---- MATERIALS PROVIDED

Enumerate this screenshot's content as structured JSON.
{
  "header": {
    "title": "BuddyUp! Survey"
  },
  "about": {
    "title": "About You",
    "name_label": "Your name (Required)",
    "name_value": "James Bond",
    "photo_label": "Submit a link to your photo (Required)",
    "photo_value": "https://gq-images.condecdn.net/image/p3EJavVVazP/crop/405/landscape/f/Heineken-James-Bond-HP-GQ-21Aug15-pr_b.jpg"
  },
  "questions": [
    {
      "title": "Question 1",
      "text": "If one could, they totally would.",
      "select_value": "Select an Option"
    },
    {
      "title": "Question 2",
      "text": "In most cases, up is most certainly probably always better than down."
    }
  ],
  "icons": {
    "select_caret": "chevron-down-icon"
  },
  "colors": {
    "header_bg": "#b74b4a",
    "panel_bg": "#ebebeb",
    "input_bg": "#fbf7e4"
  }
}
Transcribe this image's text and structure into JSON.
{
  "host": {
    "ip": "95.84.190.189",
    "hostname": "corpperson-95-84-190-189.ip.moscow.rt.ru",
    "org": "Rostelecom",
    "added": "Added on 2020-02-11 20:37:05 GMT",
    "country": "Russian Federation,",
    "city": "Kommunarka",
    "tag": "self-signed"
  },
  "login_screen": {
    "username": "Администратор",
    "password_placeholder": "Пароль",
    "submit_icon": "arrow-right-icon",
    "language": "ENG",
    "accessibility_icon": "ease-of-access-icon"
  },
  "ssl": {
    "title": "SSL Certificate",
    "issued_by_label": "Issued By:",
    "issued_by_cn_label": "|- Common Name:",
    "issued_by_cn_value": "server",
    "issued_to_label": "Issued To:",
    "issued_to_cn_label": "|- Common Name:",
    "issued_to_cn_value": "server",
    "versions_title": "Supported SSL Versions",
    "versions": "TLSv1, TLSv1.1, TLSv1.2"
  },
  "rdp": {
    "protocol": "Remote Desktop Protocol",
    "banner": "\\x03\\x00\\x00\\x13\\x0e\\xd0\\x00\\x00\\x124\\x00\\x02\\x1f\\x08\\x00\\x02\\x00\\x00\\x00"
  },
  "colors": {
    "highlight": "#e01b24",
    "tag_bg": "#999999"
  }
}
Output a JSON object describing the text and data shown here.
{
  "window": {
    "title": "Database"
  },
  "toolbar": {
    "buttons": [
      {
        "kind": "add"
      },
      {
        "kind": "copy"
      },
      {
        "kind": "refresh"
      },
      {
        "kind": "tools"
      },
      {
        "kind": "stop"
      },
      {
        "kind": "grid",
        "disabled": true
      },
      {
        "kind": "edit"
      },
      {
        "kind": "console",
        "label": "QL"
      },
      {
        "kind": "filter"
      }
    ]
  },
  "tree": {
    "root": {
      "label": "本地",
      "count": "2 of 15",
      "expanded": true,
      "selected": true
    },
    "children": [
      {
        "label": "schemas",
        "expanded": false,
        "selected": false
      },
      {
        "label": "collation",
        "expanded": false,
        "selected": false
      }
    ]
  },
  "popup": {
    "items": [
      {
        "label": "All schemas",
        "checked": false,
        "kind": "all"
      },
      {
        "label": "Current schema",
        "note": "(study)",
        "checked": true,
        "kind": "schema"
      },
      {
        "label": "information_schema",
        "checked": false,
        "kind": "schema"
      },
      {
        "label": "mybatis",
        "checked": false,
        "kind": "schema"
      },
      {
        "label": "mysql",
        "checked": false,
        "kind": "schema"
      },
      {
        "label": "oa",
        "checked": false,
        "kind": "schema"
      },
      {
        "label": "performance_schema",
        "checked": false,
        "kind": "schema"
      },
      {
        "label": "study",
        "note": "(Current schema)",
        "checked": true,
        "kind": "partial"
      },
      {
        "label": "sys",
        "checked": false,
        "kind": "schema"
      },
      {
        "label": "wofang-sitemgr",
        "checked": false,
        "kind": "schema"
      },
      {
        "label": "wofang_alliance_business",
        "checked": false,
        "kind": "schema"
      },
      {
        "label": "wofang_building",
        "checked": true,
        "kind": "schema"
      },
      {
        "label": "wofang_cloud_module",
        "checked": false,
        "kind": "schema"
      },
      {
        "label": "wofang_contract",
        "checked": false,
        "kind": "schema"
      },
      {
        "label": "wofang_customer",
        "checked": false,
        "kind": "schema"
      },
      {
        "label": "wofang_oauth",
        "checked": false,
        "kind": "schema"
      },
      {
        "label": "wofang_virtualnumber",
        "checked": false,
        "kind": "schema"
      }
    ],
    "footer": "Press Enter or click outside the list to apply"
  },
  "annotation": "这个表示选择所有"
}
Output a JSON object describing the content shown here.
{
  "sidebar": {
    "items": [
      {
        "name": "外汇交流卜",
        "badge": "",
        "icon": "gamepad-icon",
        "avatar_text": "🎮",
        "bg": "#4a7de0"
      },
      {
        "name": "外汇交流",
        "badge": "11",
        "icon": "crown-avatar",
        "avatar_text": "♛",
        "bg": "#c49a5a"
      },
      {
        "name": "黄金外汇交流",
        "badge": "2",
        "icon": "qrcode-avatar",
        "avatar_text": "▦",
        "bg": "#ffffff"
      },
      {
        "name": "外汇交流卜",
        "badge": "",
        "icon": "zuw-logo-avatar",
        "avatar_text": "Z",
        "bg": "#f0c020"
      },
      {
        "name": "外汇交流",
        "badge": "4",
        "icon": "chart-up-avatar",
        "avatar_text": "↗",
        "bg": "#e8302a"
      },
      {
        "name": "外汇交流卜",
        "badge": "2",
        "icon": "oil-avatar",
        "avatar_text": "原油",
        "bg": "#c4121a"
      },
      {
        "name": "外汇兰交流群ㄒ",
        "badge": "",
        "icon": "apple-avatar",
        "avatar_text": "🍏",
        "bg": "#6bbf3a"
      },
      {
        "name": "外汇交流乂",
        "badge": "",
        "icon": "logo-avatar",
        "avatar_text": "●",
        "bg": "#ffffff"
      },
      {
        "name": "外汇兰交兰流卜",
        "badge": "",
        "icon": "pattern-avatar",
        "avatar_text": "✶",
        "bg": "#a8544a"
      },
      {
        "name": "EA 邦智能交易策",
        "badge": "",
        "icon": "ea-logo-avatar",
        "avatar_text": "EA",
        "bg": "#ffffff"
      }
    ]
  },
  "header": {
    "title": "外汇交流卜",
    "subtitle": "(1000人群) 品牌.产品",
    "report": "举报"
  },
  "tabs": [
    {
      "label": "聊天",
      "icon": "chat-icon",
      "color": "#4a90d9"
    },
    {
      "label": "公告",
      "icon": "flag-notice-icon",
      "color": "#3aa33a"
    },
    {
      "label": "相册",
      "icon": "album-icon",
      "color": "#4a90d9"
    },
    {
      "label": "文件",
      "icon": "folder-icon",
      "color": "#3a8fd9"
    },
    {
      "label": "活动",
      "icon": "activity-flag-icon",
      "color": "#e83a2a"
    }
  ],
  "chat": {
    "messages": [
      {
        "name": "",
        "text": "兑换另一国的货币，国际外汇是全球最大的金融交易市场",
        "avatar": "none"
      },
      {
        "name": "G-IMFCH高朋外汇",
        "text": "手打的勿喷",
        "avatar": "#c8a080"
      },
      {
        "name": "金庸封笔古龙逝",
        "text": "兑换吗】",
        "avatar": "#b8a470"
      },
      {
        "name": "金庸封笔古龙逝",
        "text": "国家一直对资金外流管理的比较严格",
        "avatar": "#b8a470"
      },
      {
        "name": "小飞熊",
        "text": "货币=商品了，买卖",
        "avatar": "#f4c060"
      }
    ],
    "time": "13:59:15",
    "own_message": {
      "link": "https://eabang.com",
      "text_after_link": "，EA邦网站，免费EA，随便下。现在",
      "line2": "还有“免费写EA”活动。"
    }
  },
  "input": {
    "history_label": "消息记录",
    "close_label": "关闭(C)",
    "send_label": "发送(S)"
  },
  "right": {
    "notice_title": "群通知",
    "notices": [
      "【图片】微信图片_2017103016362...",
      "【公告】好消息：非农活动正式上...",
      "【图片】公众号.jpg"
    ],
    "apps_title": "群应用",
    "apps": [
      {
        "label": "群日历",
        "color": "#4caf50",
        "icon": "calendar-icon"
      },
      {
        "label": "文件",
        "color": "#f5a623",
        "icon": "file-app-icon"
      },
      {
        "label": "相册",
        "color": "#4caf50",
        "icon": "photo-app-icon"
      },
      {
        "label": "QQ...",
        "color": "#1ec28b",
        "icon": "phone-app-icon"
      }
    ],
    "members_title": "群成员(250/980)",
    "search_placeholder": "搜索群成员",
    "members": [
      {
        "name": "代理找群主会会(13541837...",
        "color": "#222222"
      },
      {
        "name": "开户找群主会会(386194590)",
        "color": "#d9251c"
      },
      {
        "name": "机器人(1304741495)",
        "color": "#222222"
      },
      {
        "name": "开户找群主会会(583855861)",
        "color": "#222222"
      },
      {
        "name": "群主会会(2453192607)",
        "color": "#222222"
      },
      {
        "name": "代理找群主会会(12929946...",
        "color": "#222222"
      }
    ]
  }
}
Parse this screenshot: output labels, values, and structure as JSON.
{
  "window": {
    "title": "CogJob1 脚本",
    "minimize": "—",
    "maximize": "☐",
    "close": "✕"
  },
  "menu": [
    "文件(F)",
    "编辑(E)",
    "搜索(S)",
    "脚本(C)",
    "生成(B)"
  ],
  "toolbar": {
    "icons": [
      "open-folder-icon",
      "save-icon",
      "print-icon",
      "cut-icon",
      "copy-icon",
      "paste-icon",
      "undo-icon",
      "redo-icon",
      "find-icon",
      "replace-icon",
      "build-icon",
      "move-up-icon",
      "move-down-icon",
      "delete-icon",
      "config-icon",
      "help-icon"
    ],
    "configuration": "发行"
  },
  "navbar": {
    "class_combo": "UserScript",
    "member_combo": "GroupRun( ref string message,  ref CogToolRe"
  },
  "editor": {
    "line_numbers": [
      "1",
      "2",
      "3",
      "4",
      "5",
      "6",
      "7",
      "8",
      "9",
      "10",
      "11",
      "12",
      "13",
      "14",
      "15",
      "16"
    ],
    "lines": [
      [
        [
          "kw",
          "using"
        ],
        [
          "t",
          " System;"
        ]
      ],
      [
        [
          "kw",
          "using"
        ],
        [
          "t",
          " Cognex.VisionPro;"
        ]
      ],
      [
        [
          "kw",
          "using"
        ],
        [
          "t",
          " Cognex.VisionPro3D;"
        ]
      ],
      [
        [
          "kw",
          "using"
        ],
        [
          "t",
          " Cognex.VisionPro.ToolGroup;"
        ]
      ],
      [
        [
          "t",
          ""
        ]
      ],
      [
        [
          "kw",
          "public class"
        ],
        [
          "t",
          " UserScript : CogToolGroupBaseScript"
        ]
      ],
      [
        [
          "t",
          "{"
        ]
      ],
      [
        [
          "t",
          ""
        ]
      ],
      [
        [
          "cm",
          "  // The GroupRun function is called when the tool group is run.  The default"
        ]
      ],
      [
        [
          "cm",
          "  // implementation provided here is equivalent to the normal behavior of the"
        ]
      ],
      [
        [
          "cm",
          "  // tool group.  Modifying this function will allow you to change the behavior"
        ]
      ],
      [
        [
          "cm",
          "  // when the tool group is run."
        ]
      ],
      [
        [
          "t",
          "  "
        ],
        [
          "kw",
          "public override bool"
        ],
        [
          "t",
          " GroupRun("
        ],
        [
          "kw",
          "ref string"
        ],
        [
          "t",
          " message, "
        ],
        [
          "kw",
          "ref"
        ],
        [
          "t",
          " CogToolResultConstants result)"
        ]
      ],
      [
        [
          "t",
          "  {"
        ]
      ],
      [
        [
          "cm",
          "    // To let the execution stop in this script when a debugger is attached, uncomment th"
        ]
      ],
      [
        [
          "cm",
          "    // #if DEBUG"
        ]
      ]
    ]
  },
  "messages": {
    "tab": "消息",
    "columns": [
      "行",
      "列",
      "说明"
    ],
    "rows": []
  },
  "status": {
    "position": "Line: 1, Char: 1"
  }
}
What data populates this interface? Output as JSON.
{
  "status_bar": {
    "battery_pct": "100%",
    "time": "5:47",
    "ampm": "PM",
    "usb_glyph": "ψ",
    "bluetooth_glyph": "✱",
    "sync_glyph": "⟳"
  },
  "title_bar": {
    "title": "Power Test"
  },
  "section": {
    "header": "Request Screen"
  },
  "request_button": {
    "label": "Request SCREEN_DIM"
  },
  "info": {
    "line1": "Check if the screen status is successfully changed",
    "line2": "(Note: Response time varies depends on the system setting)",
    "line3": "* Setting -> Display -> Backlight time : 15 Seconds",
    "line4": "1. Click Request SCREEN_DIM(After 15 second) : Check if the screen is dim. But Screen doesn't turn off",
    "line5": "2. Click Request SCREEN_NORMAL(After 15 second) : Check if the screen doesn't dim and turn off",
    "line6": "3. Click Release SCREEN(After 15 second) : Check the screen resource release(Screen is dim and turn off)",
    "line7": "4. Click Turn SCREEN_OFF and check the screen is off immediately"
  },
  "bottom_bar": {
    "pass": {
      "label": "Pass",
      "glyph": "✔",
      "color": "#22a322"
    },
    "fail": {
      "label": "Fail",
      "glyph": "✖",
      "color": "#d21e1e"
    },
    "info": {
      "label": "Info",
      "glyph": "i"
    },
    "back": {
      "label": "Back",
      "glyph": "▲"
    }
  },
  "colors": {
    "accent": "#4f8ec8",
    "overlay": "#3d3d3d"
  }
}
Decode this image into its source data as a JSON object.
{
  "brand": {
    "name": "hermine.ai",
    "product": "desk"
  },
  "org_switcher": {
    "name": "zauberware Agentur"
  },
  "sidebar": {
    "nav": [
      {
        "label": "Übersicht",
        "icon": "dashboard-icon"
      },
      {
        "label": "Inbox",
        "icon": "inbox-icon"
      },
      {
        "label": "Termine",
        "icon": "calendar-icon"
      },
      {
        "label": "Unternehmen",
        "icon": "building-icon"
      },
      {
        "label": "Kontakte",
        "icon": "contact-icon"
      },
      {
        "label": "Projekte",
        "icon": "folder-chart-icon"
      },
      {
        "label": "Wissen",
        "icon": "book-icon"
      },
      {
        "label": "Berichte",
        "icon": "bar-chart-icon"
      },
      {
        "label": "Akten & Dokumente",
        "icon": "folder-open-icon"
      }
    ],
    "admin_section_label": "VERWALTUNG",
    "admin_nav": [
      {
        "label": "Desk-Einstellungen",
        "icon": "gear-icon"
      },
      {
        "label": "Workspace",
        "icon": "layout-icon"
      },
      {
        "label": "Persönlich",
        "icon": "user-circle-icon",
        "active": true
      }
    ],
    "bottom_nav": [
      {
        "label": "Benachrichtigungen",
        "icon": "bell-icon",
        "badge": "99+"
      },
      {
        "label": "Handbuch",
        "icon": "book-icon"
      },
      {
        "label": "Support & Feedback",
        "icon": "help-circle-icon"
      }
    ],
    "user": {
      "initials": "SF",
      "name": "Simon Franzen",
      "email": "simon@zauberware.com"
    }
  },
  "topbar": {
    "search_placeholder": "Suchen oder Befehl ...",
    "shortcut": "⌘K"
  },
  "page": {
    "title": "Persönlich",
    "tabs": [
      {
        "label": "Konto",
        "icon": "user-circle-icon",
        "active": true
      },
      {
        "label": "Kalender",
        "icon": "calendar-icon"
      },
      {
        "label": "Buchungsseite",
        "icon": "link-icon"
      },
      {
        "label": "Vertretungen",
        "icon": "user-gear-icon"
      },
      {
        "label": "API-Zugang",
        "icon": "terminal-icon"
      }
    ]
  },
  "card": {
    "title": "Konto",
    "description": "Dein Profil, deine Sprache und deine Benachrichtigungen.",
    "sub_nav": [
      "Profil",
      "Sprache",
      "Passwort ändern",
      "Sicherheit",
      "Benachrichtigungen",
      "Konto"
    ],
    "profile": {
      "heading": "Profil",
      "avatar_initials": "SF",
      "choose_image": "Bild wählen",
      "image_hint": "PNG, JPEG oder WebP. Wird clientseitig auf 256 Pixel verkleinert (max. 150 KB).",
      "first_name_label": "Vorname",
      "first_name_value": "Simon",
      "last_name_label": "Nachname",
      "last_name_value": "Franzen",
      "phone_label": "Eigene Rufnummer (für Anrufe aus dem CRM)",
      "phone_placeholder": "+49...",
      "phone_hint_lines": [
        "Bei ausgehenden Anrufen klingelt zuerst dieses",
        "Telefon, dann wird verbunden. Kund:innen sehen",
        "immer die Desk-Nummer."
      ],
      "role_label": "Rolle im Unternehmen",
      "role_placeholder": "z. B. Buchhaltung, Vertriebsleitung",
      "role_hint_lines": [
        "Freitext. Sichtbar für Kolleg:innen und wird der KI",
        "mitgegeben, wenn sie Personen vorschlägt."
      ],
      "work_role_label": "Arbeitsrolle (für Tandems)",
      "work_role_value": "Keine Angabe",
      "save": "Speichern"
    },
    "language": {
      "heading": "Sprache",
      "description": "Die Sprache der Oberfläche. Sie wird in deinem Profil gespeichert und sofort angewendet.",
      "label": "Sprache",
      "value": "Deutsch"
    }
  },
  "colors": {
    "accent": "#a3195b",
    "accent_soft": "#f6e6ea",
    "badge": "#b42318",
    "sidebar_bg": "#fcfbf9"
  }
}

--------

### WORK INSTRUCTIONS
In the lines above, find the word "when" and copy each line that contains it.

### ANSWER BOX
          "  // The GroupRun function is called when the tool group is run.  The default"
          "  // when the tool group is run."
          "    // To let the execution stop in this script when a debugger is attached, uncomment th"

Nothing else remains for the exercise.